---- PROVIDED ENTRIES

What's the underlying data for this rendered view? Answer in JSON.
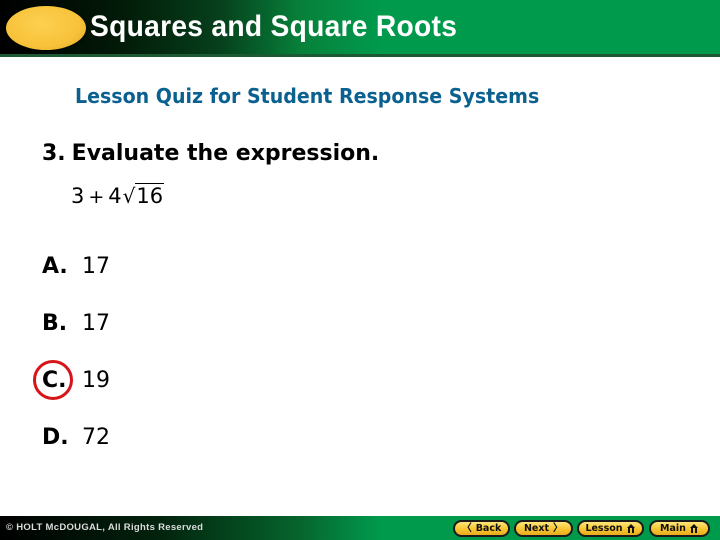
{
  "header": {
    "title": "Squares and Square Roots"
  },
  "subtitle": "Lesson Quiz for Student Response Systems",
  "question": {
    "number": "3.",
    "prompt": "Evaluate the expression.",
    "expression": {
      "term1": "3",
      "operator": "+",
      "coefficient": "4",
      "radical_sign": "√",
      "radicand": "16"
    }
  },
  "choices": [
    {
      "letter": "A.",
      "value": "17",
      "selected": false
    },
    {
      "letter": "B.",
      "value": "17",
      "selected": false
    },
    {
      "letter": "C.",
      "value": "19",
      "selected": true
    },
    {
      "letter": "D.",
      "value": "72",
      "selected": false
    }
  ],
  "answer_marker": {
    "choice": "C",
    "color": "#d8141b"
  },
  "footer": {
    "copyright": "© HOLT McDOUGAL, All Rights Reserved",
    "nav": {
      "back": {
        "label": "Back",
        "icon": "chevron-left-icon",
        "glyph": "〈"
      },
      "next": {
        "label": "Next",
        "icon": "chevron-right-icon",
        "glyph": "〉"
      },
      "lesson": {
        "label": "Lesson",
        "icon": "home-icon"
      },
      "main": {
        "label": "Main",
        "icon": "home-icon"
      }
    }
  },
  "colors": {
    "header_green": "#009a4d",
    "subtitle_blue": "#0a6190",
    "button_yellow": "#f7c531",
    "oval_yellow": "#f8c23a"
  }
}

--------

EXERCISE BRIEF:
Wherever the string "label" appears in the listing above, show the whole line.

SOLUTION:
        "label": "Back",
        "label": "Next",
        "label": "Lesson",
        "label": "Main",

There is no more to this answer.